Venezuela: source of trouble in South America
While Venezuela is one of many South American countries to have won liberation from Spain on July 5th, 1811, it has a relatively new governmental system that was enacted in 1999. The country depends on rich oil production for its economy. Its socialist President has nationalized private business so the people are completely dependent on government.
Human trafficking, prostitution and illicit drugs are commonplace.
Hugo Chavez, the President, is a strong man who promotes rebels in neighboring countries such as Columbia.
Why should the US care? Venezuela is in our hemisphere and is in the global supply chain for energy production. We are working with Columbia as an ally to combat illicit drugs and Venezuela is interfering.
Venezuela is an enemy of the USA, not because it is a socialist economy, but because the President and government undermine individual freedom and liberty.
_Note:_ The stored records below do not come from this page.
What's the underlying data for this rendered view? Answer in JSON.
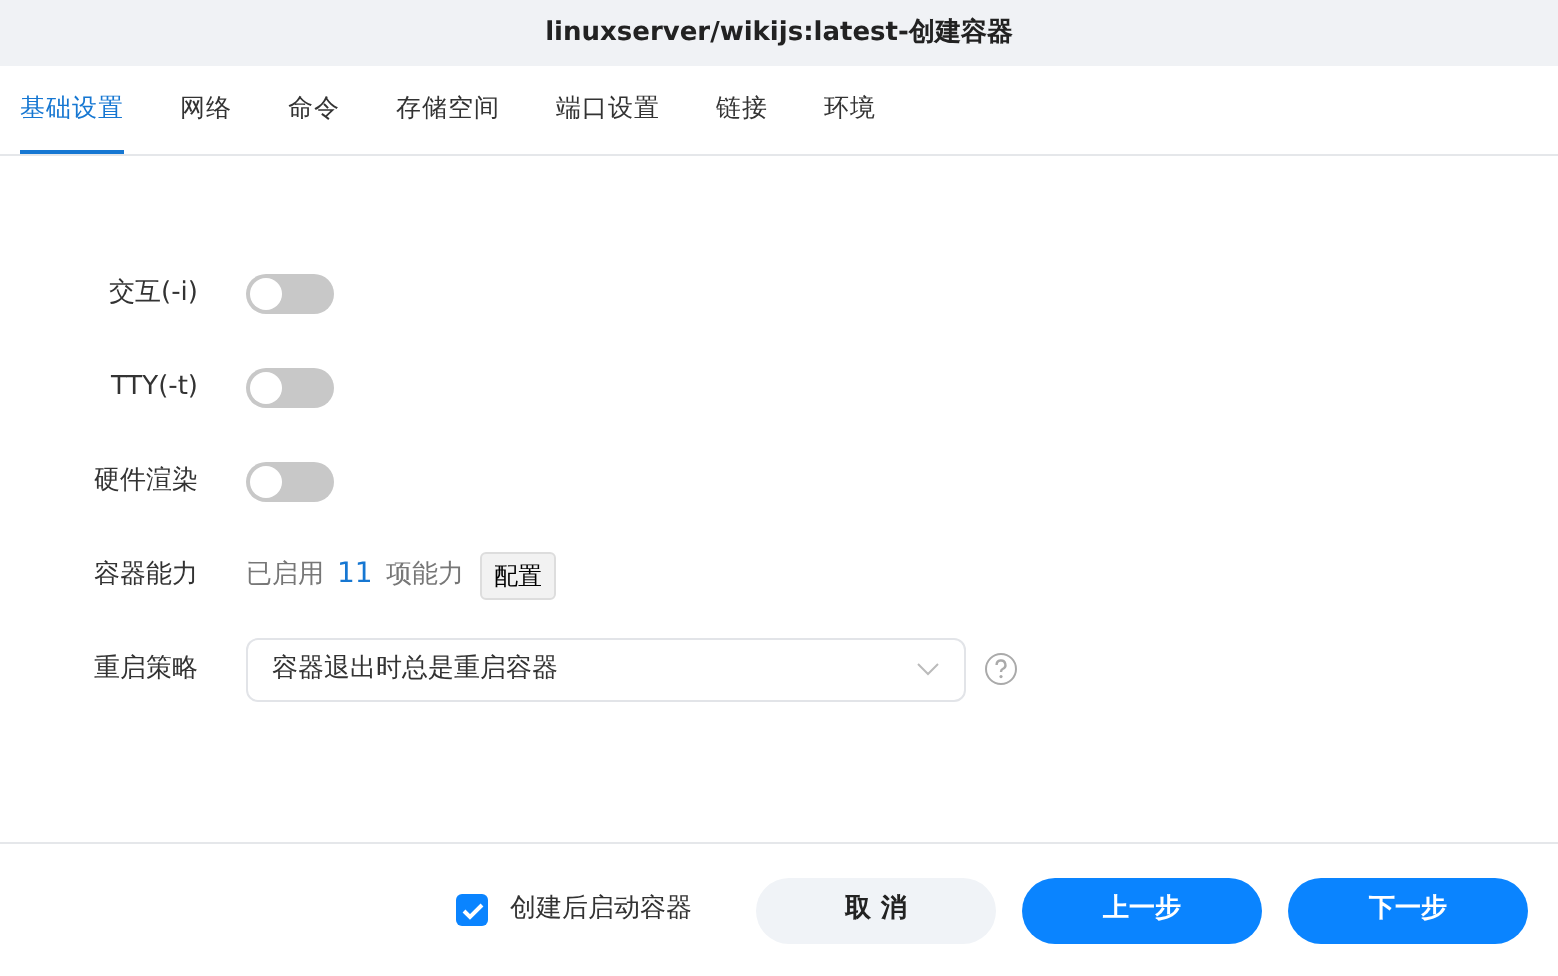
{
  "window": {
    "title": "linuxserver/wikijs:latest-创建容器"
  },
  "tabs": [
    {
      "label": "基础设置",
      "selected": true
    },
    {
      "label": "网络",
      "selected": false
    },
    {
      "label": "命令",
      "selected": false
    },
    {
      "label": "存储空间",
      "selected": false
    },
    {
      "label": "端口设置",
      "selected": false
    },
    {
      "label": "链接",
      "selected": false
    },
    {
      "label": "环境",
      "selected": false
    }
  ],
  "form": [
    {
      "kind": "switch",
      "label": "交互(-i)",
      "on": false
    },
    {
      "kind": "switch",
      "label": "TTY(-t)",
      "on": false
    },
    {
      "kind": "switch",
      "label": "硬件渲染",
      "on": false
    },
    {
      "kind": "capability",
      "label": "容器能力",
      "prefix": "已启用",
      "count": "11",
      "suffix": "项能力",
      "button": "配置"
    },
    {
      "kind": "select",
      "label": "重启策略",
      "value": "容器退出时总是重启容器"
    }
  ],
  "footer": {
    "checkbox": {
      "label": "创建后启动容器",
      "checked": true
    },
    "buttons": [
      {
        "label": "取 消",
        "kind": "secondary"
      },
      {
        "label": "上一步",
        "kind": "primary"
      },
      {
        "label": "下一步",
        "kind": "primary"
      }
    ]
  }
}
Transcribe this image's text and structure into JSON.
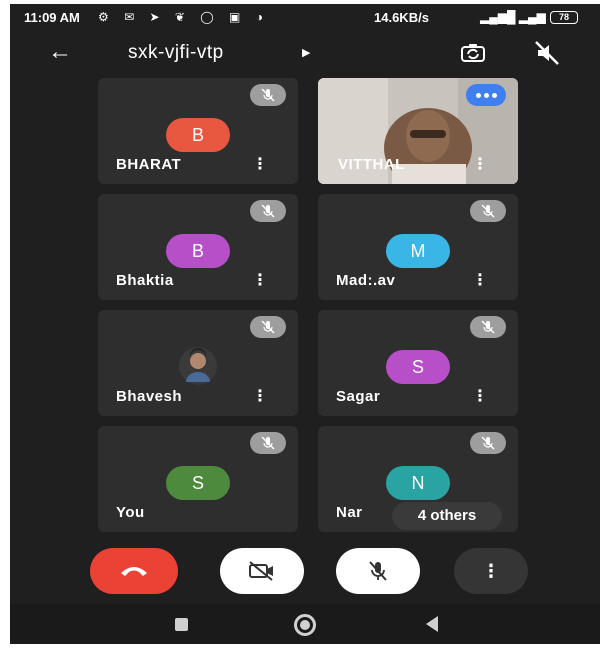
{
  "status_bar": {
    "time": "11:09 AM",
    "icons": [
      "settings-icon",
      "message-icon",
      "telegram-icon",
      "twitter-icon",
      "whatsapp-icon",
      "news-icon",
      "photo-icon"
    ],
    "speed": "14.6KB/s",
    "signal": "4G",
    "battery": "78"
  },
  "header": {
    "meeting_code": "sxk-vjfi-vtp",
    "back_icon": "arrow-left-icon",
    "switch_camera_icon": "switch-camera-icon",
    "speaker_icon": "speaker-off-icon"
  },
  "participants": [
    {
      "name": "BHARAT",
      "initial": "B",
      "color": "#e8573f",
      "muted": true
    },
    {
      "name": "VITTHAL",
      "video": true,
      "speaking": true,
      "color": "#3f7ff0"
    },
    {
      "name": "Bhaktia",
      "initial": "B",
      "color": "#b64fc8",
      "muted": true
    },
    {
      "name": "Madhav",
      "display_name": "Mad:.av",
      "initial": "M",
      "color": "#39b6e6",
      "muted": true
    },
    {
      "name": "Bhavesh",
      "photo": true,
      "muted": true
    },
    {
      "name": "Sagar",
      "initial": "S",
      "color": "#b64fc8",
      "muted": true
    },
    {
      "name": "You",
      "initial": "S",
      "color": "#4e8a3e",
      "muted": true
    },
    {
      "name": "Nar",
      "initial": "N",
      "color": "#2aa3a3",
      "muted": true
    }
  ],
  "others_label": "4 others",
  "controls": {
    "end_call": "end-call-icon",
    "camera": "camera-off-icon",
    "mic": "mic-off-icon",
    "more": "⋮"
  },
  "colors": {
    "background": "#1f1f1f",
    "tile": "#2e2e2e",
    "end_call": "#ea4335",
    "mute_badge": "#9e9e9e",
    "speaking": "#3f7ff0"
  }
}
The President and government is an increasing menace to achieving stability in South America.
“Colombia-Venezuela dispute unresolved in meeting of South American leaders
By Juan Forero
Saturday, July 31, 2010
BOGOTA, COLOMBIA -- After the posturing and hysterics, an emergency meeting and competing press briefings, South American leaders were unable to resolve a crisis that began when the Colombian government accused Venezuelan President Hugo Chávez of aiding and abetting Colombian guerrillas.
"A package of lies and manipulations with which to attack our country," Venezuelan Foreign Minister Nicolás Maduro said after diplomats from across the continent gathered in Ecuador on Thursday.
Their inability to find common ground between Colombia, a close U.S. ally, and Chávez's socialist administration leaves relations between the two Andean neighbors in tatters in the waning days of Colombian President Álvaro Uribe's eight-year presidency.
The challenge for incoming president Juan Manuel Santos, as he prepares for his Aug. 7 inauguration, is to repair Colombia's ties to a leader suspicious of its motivations and links to Washington while somehow prodding Venezuela to reverse what Colombian authorities consider wholehearted support for two rebel groups.
As defense minister for three years until 2009, Santos engineered decisive blows against the most potent of the two rebel groups, the Revolutionary Armed Forces of Colombia, or FARC, and his office released reams of documents that showed close links between rebel commanders and Chávez's closest associates.
But since his election in May, Santos has stressed the need to patch up relations with Chávez, who last year cut commercial ties in a dispute over the U.S. military's presence in Colombia.”